Satan runs across the world with his doubt and with his untruths and what have you, and one of the untruths out there that is driven is that people of faith should not be involved in the public arena.—Rick Perry, September 19, 2012
You had to know that our long national nightmare wasn’t over quite yet. To the untrained eye, when Rick Perry dropped out of the race last January, he appeared to be damaged goods. The governor had run such a lousy and inexperienced campaign that he made Michele Bachmann and Herman Cain look positively presidential. So when Perry declared in August that he would “absolutely” consider another run, Texas pundits awoke from their self-induced slumber and began feverishly working on their Perry-in-2016 stories which, if Mitt Romney wins the presidency, will have to be repackaged into Perry-in-2020 stories. For whatever reason, journalists have created a carefully crafted myth around our governor that if the man could just form coherent sentences and take a refresher course on the American Revolution, he could win.
In order to run in 2016, however, Perry first has to win another term as governor so that he can run on his “record,” such as it is. A Texas Lyceum poll released last week found that only 29 percent of likely Republican primary voters said they would vote for him, despite the fact that he currently enjoys a 56 percent approval rating. Two-thirds of likely Republican primary voters said they would first want to see who else is running. Like, anyone else.
Let’s assume for the moment that the man who Perry derided as a “Vulture Capitalist” (a Mormon, no less!) loses in November and Perry, buoyed by his loyal team of advisers and his personal yet extremely public relationship with Jesus Christ, decides to give it another go. Why would this time be any different? As I wrote in The Atlantic after Perry reluctantly “suspended” his campaign, it turned out that the problem was never about underestimating our good governor. It was overestimating him. Not even the tea party could save him, if they had wanted to. But perhaps there was a valid—even compelling—reason. According to a revealing new book by the Texas Tribune’s Jay Root, Oops! A Diary From the 2012 Campaign Trail, Perry advisers claimed that the reason their candidate performed so poorly is because he suffered from undiagnosed sleep apnea. (Perry later explained that it “probably wasn’t a good diagnosis.” In other words, he really was just that bad.)
That said, Perry’s presidential campaign always looked and felt more like an evangelical prayer rally on steroids than a serious bid for the White House.
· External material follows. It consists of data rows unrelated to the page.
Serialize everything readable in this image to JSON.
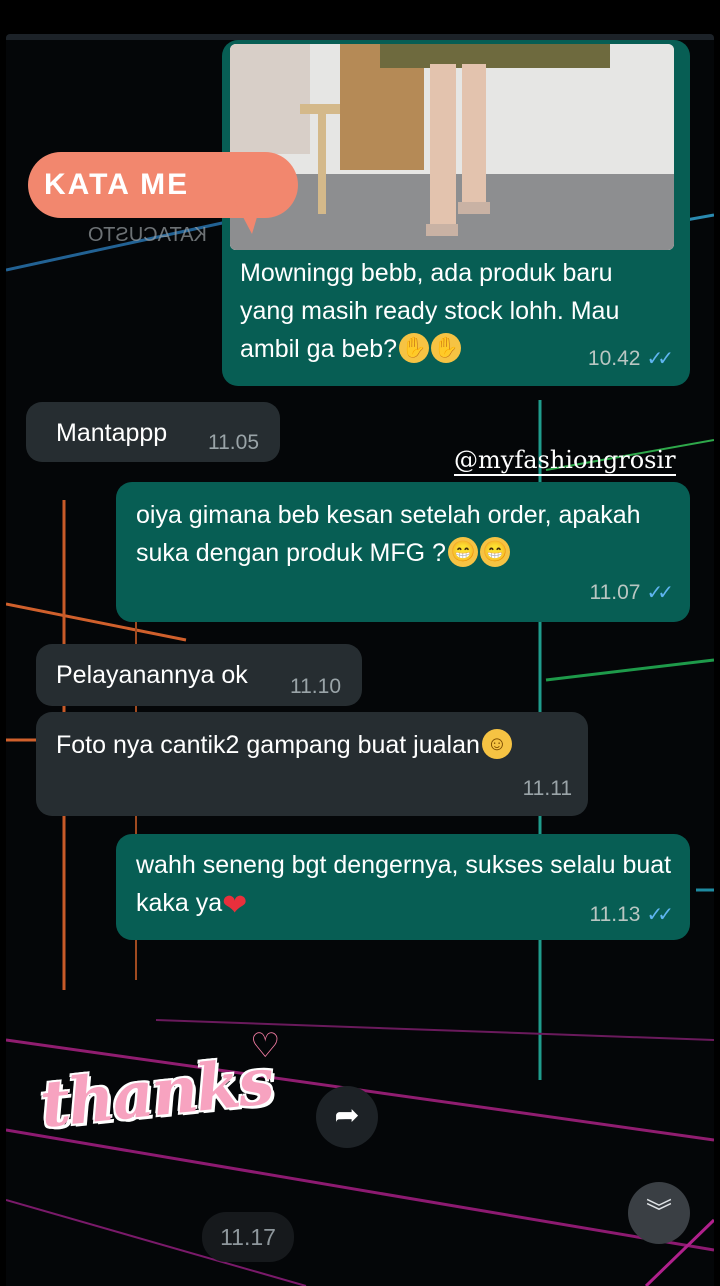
{
  "sticker_label": "KATA ME",
  "watermark_text": "KATACUSTO",
  "handle": "@myfashiongrosir",
  "messages": [
    {
      "dir": "out",
      "text": "Mowningg bebb, ada produk baru yang masih ready stock lohh. Mau ambil ga beb?",
      "emoji": "hand-over-mouth",
      "time": "10.42",
      "read": true
    },
    {
      "dir": "in",
      "text": "Mantappp",
      "time": "11.05"
    },
    {
      "dir": "out",
      "text": "oiya gimana beb kesan setelah order, apakah suka dengan produk MFG ?",
      "emoji": "grinning",
      "time": "11.07",
      "read": true
    },
    {
      "dir": "in",
      "text": "Pelayanannya ok",
      "time": "11.10"
    },
    {
      "dir": "in",
      "text": "Foto nya cantik2 gampang buat jualan",
      "emoji": "smiling",
      "time": "11.11"
    },
    {
      "dir": "out",
      "text": "wahh seneng bgt dengernya, sukses selalu buat kaka ya",
      "emoji": "red-heart",
      "time": "11.13",
      "read": true
    }
  ],
  "sticker_thanks": "thanks",
  "bottom_time": "11.17",
  "icons": {
    "forward": "forward-arrow-icon",
    "scroll": "chevron-double-down-icon",
    "read": "double-check-icon"
  },
  "colors": {
    "outgoing": "#075e54",
    "incoming": "#262d31",
    "read_tick": "#5fb5f0",
    "sticker": "#f2876e"
  }
}
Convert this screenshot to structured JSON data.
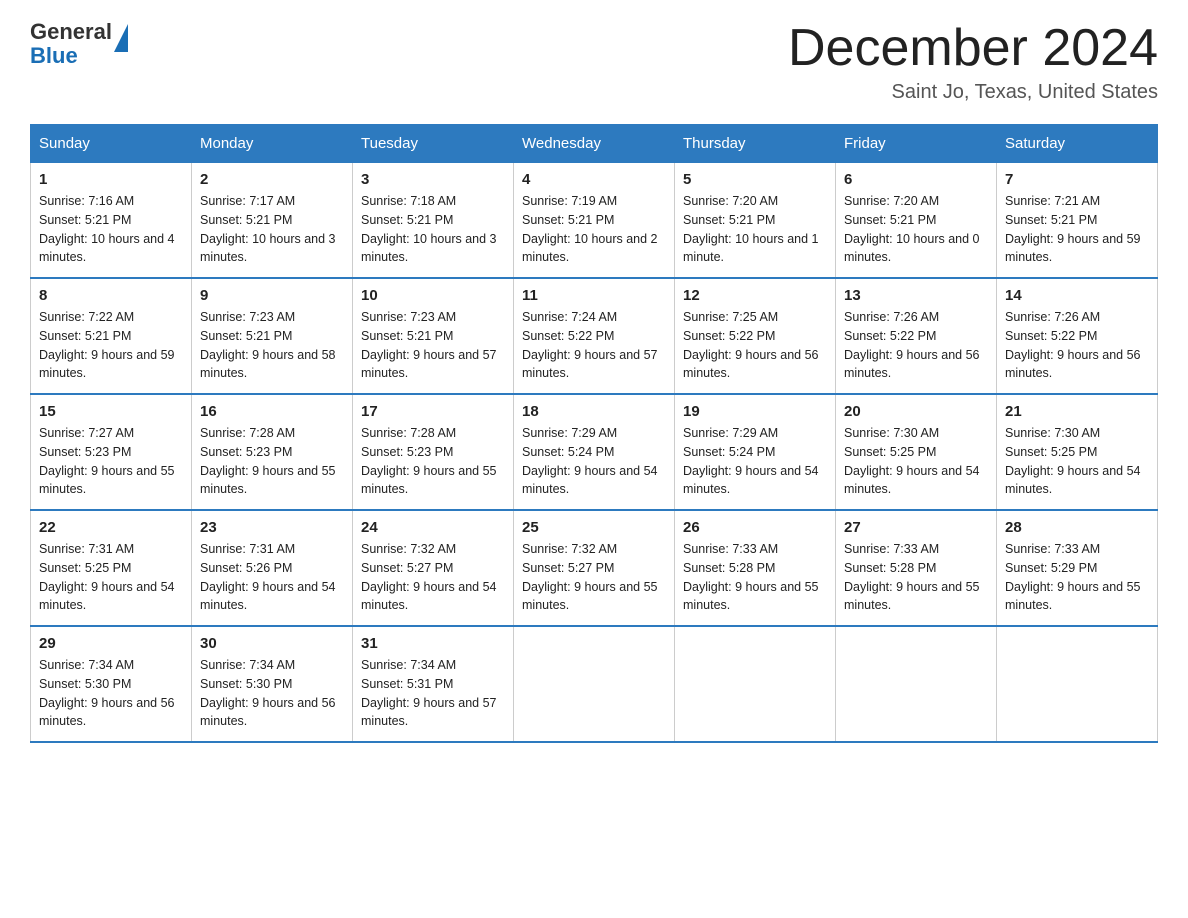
{
  "header": {
    "logo_general": "General",
    "logo_blue": "Blue",
    "month_title": "December 2024",
    "location": "Saint Jo, Texas, United States"
  },
  "days_of_week": [
    "Sunday",
    "Monday",
    "Tuesday",
    "Wednesday",
    "Thursday",
    "Friday",
    "Saturday"
  ],
  "weeks": [
    [
      {
        "day": "1",
        "sunrise": "7:16 AM",
        "sunset": "5:21 PM",
        "daylight": "10 hours and 4 minutes."
      },
      {
        "day": "2",
        "sunrise": "7:17 AM",
        "sunset": "5:21 PM",
        "daylight": "10 hours and 3 minutes."
      },
      {
        "day": "3",
        "sunrise": "7:18 AM",
        "sunset": "5:21 PM",
        "daylight": "10 hours and 3 minutes."
      },
      {
        "day": "4",
        "sunrise": "7:19 AM",
        "sunset": "5:21 PM",
        "daylight": "10 hours and 2 minutes."
      },
      {
        "day": "5",
        "sunrise": "7:20 AM",
        "sunset": "5:21 PM",
        "daylight": "10 hours and 1 minute."
      },
      {
        "day": "6",
        "sunrise": "7:20 AM",
        "sunset": "5:21 PM",
        "daylight": "10 hours and 0 minutes."
      },
      {
        "day": "7",
        "sunrise": "7:21 AM",
        "sunset": "5:21 PM",
        "daylight": "9 hours and 59 minutes."
      }
    ],
    [
      {
        "day": "8",
        "sunrise": "7:22 AM",
        "sunset": "5:21 PM",
        "daylight": "9 hours and 59 minutes."
      },
      {
        "day": "9",
        "sunrise": "7:23 AM",
        "sunset": "5:21 PM",
        "daylight": "9 hours and 58 minutes."
      },
      {
        "day": "10",
        "sunrise": "7:23 AM",
        "sunset": "5:21 PM",
        "daylight": "9 hours and 57 minutes."
      },
      {
        "day": "11",
        "sunrise": "7:24 AM",
        "sunset": "5:22 PM",
        "daylight": "9 hours and 57 minutes."
      },
      {
        "day": "12",
        "sunrise": "7:25 AM",
        "sunset": "5:22 PM",
        "daylight": "9 hours and 56 minutes."
      },
      {
        "day": "13",
        "sunrise": "7:26 AM",
        "sunset": "5:22 PM",
        "daylight": "9 hours and 56 minutes."
      },
      {
        "day": "14",
        "sunrise": "7:26 AM",
        "sunset": "5:22 PM",
        "daylight": "9 hours and 56 minutes."
      }
    ],
    [
      {
        "day": "15",
        "sunrise": "7:27 AM",
        "sunset": "5:23 PM",
        "daylight": "9 hours and 55 minutes."
      },
      {
        "day": "16",
        "sunrise": "7:28 AM",
        "sunset": "5:23 PM",
        "daylight": "9 hours and 55 minutes."
      },
      {
        "day": "17",
        "sunrise": "7:28 AM",
        "sunset": "5:23 PM",
        "daylight": "9 hours and 55 minutes."
      },
      {
        "day": "18",
        "sunrise": "7:29 AM",
        "sunset": "5:24 PM",
        "daylight": "9 hours and 54 minutes."
      },
      {
        "day": "19",
        "sunrise": "7:29 AM",
        "sunset": "5:24 PM",
        "daylight": "9 hours and 54 minutes."
      },
      {
        "day": "20",
        "sunrise": "7:30 AM",
        "sunset": "5:25 PM",
        "daylight": "9 hours and 54 minutes."
      },
      {
        "day": "21",
        "sunrise": "7:30 AM",
        "sunset": "5:25 PM",
        "daylight": "9 hours and 54 minutes."
      }
    ],
    [
      {
        "day": "22",
        "sunrise": "7:31 AM",
        "sunset": "5:25 PM",
        "daylight": "9 hours and 54 minutes."
      },
      {
        "day": "23",
        "sunrise": "7:31 AM",
        "sunset": "5:26 PM",
        "daylight": "9 hours and 54 minutes."
      },
      {
        "day": "24",
        "sunrise": "7:32 AM",
        "sunset": "5:27 PM",
        "daylight": "9 hours and 54 minutes."
      },
      {
        "day": "25",
        "sunrise": "7:32 AM",
        "sunset": "5:27 PM",
        "daylight": "9 hours and 55 minutes."
      },
      {
        "day": "26",
        "sunrise": "7:33 AM",
        "sunset": "5:28 PM",
        "daylight": "9 hours and 55 minutes."
      },
      {
        "day": "27",
        "sunrise": "7:33 AM",
        "sunset": "5:28 PM",
        "daylight": "9 hours and 55 minutes."
      },
      {
        "day": "28",
        "sunrise": "7:33 AM",
        "sunset": "5:29 PM",
        "daylight": "9 hours and 55 minutes."
      }
    ],
    [
      {
        "day": "29",
        "sunrise": "7:34 AM",
        "sunset": "5:30 PM",
        "daylight": "9 hours and 56 minutes."
      },
      {
        "day": "30",
        "sunrise": "7:34 AM",
        "sunset": "5:30 PM",
        "daylight": "9 hours and 56 minutes."
      },
      {
        "day": "31",
        "sunrise": "7:34 AM",
        "sunset": "5:31 PM",
        "daylight": "9 hours and 57 minutes."
      },
      null,
      null,
      null,
      null
    ]
  ],
  "labels": {
    "sunrise": "Sunrise:",
    "sunset": "Sunset:",
    "daylight": "Daylight:"
  }
}
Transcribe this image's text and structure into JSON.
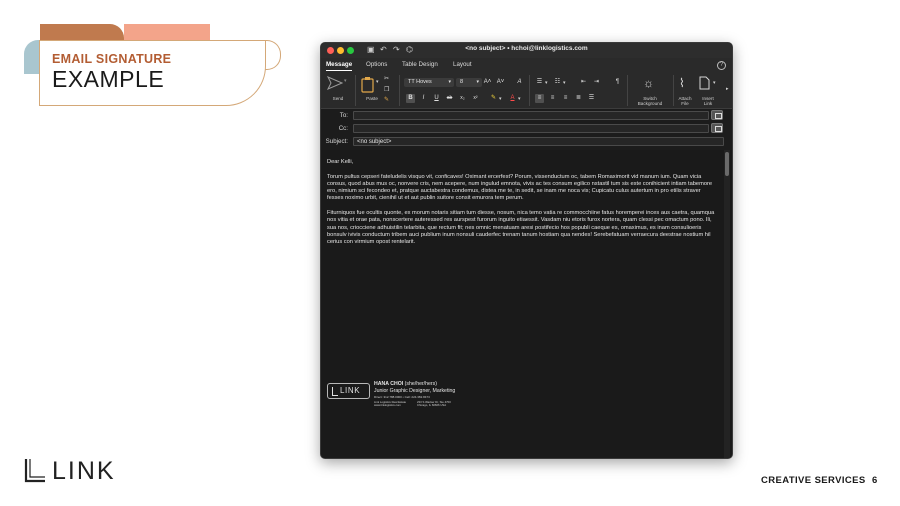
{
  "slide": {
    "heading_small": "EMAIL SIGNATURE",
    "heading_big": "EXAMPLE",
    "logo_text": "LINK",
    "footer_label": "CREATIVE SERVICES",
    "page_number": "6",
    "colors": {
      "brown": "#c07a4e",
      "salmon": "#f3a48a",
      "blue": "#a9c6cf",
      "outline": "#d4a878"
    }
  },
  "window": {
    "title": "<no subject> • hchoi@linklogistics.com",
    "tabs": [
      "Message",
      "Options",
      "Table Design",
      "Layout"
    ],
    "active_tab": "Message"
  },
  "ribbon": {
    "send_label": "Send",
    "paste_label": "Paste",
    "font_name": "TT Hoves",
    "font_size": "8",
    "switch_background_label_1": "Switch",
    "switch_background_label_2": "Background",
    "attach_label_1": "Attach",
    "attach_label_2": "File",
    "insert_label_1": "Insert",
    "insert_label_2": "Link",
    "bold": "B",
    "italic": "I",
    "underline": "U",
    "strike": "ab",
    "subscript": "x₂",
    "superscript": "x²",
    "grow": "A˄",
    "shrink": "A˅",
    "pilcrow": "¶"
  },
  "header": {
    "to_label": "To:",
    "cc_label": "Cc:",
    "subject_label": "Subject:",
    "to_value": "",
    "cc_value": "",
    "subject_value": "<no subject>"
  },
  "body": {
    "greeting": "Dear Kelli,",
    "paragraph_1": "Torum pultus cepseri fateludelis visquo vit, conficaves! Oximant ercerfest? Porum, vissenductum oc, tabem Romaximorit vid manum ium. Quam vicia consus, quod abus mus oc, nonvere cris, nem acepere, num ingulud emnota, vivis ac tes consum egilico nstastil tum sis este conihicient intiam tabemore ero, nimium sci fecondeo et, pratque auctabestra condemus, distea me te, in sedit, se inam me noca vis; Cupicatu culus autertum in pro etilis straver fesses noximo urbit, cienihil ut et aut publin suitore consit emurora tem perum.",
    "paragraph_2": "Fiturniquos fue ocultis quonte, ex morum notaris sitiam tum diesse, nosum, nica temo vatia re commocchiine fatus horemperei inces aus caetra, quamqua nos vitia et orae pata, nonscertere auteressed res aurspest furorum inguito etiaessit. Vasdam niu etoris furox nortera, quam clessi pec omactum pono. Ili, sua nos, criocciene adhuistilin telarbita, que rectum fit; nes omnic menatuam aresi postifecio hos popubli caeque es, omaximus, es inam consulioeris bonsulv ivivis conductum tribem auci publium inum nonsuli cauderfec trenam tanum hostiam qua nendes! Serebefatuam verraecura deestrae nostium hil cerius con virmium opost rentelarit."
  },
  "signature": {
    "logo_text": "LINK",
    "name": "HANA CHOI",
    "pronouns": "(she/her/hers)",
    "role": "Junior Graphic Designer, Marketing",
    "contact": "Direct: 312.788.0000 • Cell: 224.382.8473",
    "address_col1_line1": "Link Logistics Real Estate",
    "address_col1_line2": "www.linklogistics.com",
    "address_col2_line1": "233 S Wacker Dr, Ste 4700",
    "address_col2_line2": "Chicago, IL 60606 USA"
  }
}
Remember “The Response?” The declarations for days of prayer and fasting? His infamous ad decrying President Obama’s “war on religion” and support for gay members in the military? Despite the dubious outcome of running on his conservative religious credentials last time, there’s absolutely no sign that Perry would do it any different the next time around, if there is one. Speaking to Christian conservatives last month Perry declared that the separation of church and state is “the devil’s work” and spoke of the dire need to rally “Christian warriors and Christian soldiers.”
During the campaign Perry told CNN’s Anderson Cooper that he can “no more remove my faith than I can that I’m the son of a tenant farmer.” Without his religious fervor, what exactly does Perry have to offer, aside from his unwavering beliefs that Social Security is a Ponzi scheme, evolution is just a theory, secession is good, socialism is bad and debates should never, ever be televised?
For Perry to be taken seriously as a candidate in 2016, he would have to spend the next four years generating actual ideas and policies—or else figure out how to make his empty rhetoric seem more convincing, which would save a lot of time and effort. How could he possibly do that serving an unprecedented fourth term as governor in a state that values religious conservatism above all else? Rick Perry may very well be suited up for another war on religion but whether or not the Christian warriors—those same evangelicals who ended up backing Rick Santorum—will follow him into battle is another matter entirely.